seven times hotter than usual. That 
was a miracle. Nor could any Init the 
God of heaven deliver after this man- 
ner. He that made and impressed 
these laws of nature on or in his works 
of creation, or that he made has power 
to change tl'em as he pleases. For in- 
stance the Lord caused iron to swim. 
Behold old things are passed away, 
and all things are become new. A 
light above the brightness of the sun 
at midday shone on Saul, Acts 26 :13. 
This was a new thing. It shows the 
glorious poAver of God. It turned the 
course of Saul's life. At once he 
preached that Jesus is the Christ. This 
is the manifestation of a ncAV life, a 
life that never dies, that never ends, a 
wonder. This is the Lord's Avork, and 
it is marvelous in our eyes, and in our 
understanding. A scribe instructed in 
the kingdom of heaven brings out 
things ncAv and old. They are neAv in 
the wonderful brightness of them. 
They are old in the sense that they 
were of old. It is from ancient times. 
Grace Avas given to the vessels of 
mercy afore prepared unto glory be- 
fore the Avorld was. The gospel 
preacher brings this forth. 

The bringing of Jesus into the Avorld 
as the child born unto us, the Son giv- 
en, Avhose name is Wonderful, Coun- 
sellor, the liTighty God, the everlasting 
Father, the Prince of Peace. The Lord 
gives that sign.
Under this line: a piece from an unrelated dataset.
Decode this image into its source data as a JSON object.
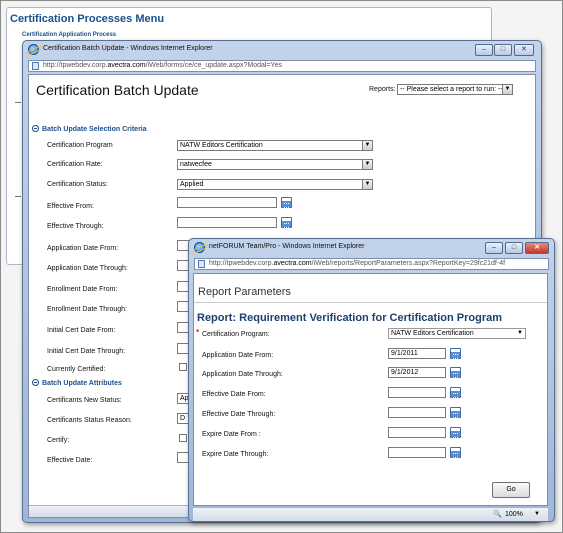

Behold a virgin shall 
Ibring forth a Son, and thou shalt call 



his name Jtsus; for he shall save his 
people from their sins. 

Then this is ever new, and is the 
Lord's Avork. 

P. D. G. 



Obituaries. 



RESOLUTIONS 

AVhereas, since our last meetbag 
death has again visited our church and 
taken from our midst our beloved sis- 
ter, Mrs. R. P. Somers. 

Therefore be it resolved, by the 
Primitive Baptist church at Reidsville, 
N. C, that Avhile Ave sadly feel ouv loss, 
Ave boAV in humble submission to the 
Avill of Him Avho is too Avise to err and 
Avho "Avorketh all things after tke 
council of His OAvn Avill." 

Resolved further: That our clerk 
place a copy of these resolutions in our 
church book and that a copy be sent 
to the family Avith the sympathies of 
t!ie church in this sad hour of their be- 
reaA-ement. 

Adopted by the church in confer- 
ence at their April meeting in 1916. 

ELDER C. F. DENNY, 

Moderator. 

E. R. HARRIS, Church Clerk. : 



MRS. MAHALA HIGHSMITH. 

My mother, Mrs. Mahala Highsmith 
Avas born March 5, 1845, and died Get. 
5, 1915, near Robersonville, N. C. 

She Avas married to J. H. Highsmith 
Oct. 5, 1865. The Lord "blessed ttem 
with ten children, of whom seven sur- 
vive her, as follows: W. B. High- 
smith, J. 0. H., Z. F. H., and J. M. H., 
Mrs. J. W. Madry, Mrs. Leonard Tay- 
lor, and Mrp. Marcellus Pope 

About the year 1873 she joined the 



ZTON'S LANDMARK. 



305 



Primitive Baptist church at Flat 
Swamp. She had a beautiful exper- 
ence, loved her church and was a 
faithful member until the last. 

She was devoted to her children, vis- 
ited them frequently — was always 
ready to visit the sick, comfort the be- 
reaved, and ready to assis